the hardest problem confronting the poet … is the struggle for an adequate symbolism. I use the word in a wide sense. Even a selective stress upon certain details in a realistic account of a situation can charge those details with meaningfulness beyond themselves … The image of the bird of paradise attracted all this concern into itself, and thus became a powerful symbolic idiom …
Each of these four collections has a symbolic dimension, however much dominated by narrative or discursive memory. It seems to me that each expresses a quest for symbol which would hold together experiences that tend towards the disparate or the fly-away: the centre-fleeing (centrifugal) forces that throw apart. To the extent that they achieve this for the reader, they have met the etymological origins of the terms symbolical and diabolical and make the venture of close reading worthwhile today.
Dr Ivan Head was Warden of two Anglican university colleges in Australia for twenty-seven years. His previous omnibus poetry review appeared in the May issue; his poetry most recently appeared in October.
Crito Di Volta: An Epic
by Marc di Saverio
Guernica Editions, 2020, 177 pages, Can$25
by David Morley
Carcanet, 2020, 90 pages, £10.99
by Barry Hill

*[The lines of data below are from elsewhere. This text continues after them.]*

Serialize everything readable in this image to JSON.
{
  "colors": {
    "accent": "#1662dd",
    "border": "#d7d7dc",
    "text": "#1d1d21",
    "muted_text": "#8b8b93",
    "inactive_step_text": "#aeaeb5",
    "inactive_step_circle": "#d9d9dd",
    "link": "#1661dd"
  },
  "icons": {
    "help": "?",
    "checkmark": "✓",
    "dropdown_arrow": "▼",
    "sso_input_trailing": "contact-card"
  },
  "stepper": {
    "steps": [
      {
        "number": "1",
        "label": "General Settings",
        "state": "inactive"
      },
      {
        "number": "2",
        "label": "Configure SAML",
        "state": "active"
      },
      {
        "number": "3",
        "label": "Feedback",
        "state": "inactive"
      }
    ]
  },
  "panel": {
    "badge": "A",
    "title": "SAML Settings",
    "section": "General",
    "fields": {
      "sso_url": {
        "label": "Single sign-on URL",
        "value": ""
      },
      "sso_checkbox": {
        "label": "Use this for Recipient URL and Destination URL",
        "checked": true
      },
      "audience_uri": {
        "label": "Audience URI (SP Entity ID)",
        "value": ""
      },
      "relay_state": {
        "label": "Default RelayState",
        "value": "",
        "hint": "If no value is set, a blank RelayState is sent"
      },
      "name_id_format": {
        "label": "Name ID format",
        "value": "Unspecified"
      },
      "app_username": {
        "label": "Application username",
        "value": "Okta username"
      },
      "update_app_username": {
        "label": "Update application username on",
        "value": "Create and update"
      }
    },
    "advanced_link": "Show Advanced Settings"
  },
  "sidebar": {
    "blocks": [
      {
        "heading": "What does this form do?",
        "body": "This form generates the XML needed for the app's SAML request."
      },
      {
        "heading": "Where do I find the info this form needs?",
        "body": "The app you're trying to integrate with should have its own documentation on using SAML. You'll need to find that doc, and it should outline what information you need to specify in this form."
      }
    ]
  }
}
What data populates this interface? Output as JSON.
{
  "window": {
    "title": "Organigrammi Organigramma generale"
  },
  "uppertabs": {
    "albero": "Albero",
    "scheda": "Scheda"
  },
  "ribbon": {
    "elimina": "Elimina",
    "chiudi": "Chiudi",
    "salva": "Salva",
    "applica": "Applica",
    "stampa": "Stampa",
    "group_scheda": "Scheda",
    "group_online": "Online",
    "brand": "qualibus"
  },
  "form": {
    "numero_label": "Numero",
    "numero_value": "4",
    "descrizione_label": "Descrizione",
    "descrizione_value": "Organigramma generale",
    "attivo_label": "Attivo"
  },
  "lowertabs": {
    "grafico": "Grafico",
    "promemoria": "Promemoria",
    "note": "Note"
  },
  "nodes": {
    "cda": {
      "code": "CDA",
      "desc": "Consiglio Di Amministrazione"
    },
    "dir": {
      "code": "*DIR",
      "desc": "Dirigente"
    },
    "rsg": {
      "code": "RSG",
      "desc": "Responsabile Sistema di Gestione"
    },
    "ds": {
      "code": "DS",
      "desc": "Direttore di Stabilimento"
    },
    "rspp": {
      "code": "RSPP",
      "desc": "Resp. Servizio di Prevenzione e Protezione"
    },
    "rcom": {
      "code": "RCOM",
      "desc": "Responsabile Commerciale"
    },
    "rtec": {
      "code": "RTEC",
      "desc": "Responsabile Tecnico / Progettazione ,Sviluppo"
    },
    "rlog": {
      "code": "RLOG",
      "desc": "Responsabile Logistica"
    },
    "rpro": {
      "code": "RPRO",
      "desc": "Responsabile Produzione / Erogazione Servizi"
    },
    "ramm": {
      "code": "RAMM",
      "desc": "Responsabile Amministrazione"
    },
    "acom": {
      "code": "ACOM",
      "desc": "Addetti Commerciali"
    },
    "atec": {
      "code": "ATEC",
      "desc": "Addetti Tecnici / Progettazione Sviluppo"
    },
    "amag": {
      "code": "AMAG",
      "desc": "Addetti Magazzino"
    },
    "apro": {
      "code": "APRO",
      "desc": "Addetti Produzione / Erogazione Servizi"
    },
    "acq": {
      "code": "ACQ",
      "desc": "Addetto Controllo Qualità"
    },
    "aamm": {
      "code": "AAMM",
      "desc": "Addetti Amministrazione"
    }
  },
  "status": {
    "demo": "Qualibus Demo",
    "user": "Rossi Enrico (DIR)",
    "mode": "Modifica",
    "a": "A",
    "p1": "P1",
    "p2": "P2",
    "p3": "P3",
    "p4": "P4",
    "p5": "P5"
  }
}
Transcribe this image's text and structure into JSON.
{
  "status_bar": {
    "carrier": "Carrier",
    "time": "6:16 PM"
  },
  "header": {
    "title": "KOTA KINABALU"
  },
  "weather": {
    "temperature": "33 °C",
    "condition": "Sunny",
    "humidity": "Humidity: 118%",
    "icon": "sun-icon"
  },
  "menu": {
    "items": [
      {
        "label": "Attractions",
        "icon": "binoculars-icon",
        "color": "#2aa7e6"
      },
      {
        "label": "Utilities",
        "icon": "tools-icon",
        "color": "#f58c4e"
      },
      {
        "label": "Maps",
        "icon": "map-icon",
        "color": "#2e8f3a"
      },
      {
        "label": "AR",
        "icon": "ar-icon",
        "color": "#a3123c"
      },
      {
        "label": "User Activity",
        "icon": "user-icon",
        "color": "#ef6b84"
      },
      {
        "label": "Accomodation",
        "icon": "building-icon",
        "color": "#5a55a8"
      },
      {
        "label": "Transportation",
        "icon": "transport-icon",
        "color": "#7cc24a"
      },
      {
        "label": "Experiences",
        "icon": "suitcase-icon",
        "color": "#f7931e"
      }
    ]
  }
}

Arcadia, 2020, 114 pages, $24.95
by Anne McCosker
University of Papua New Guinea Press and Bookshop, 2017, 68 pages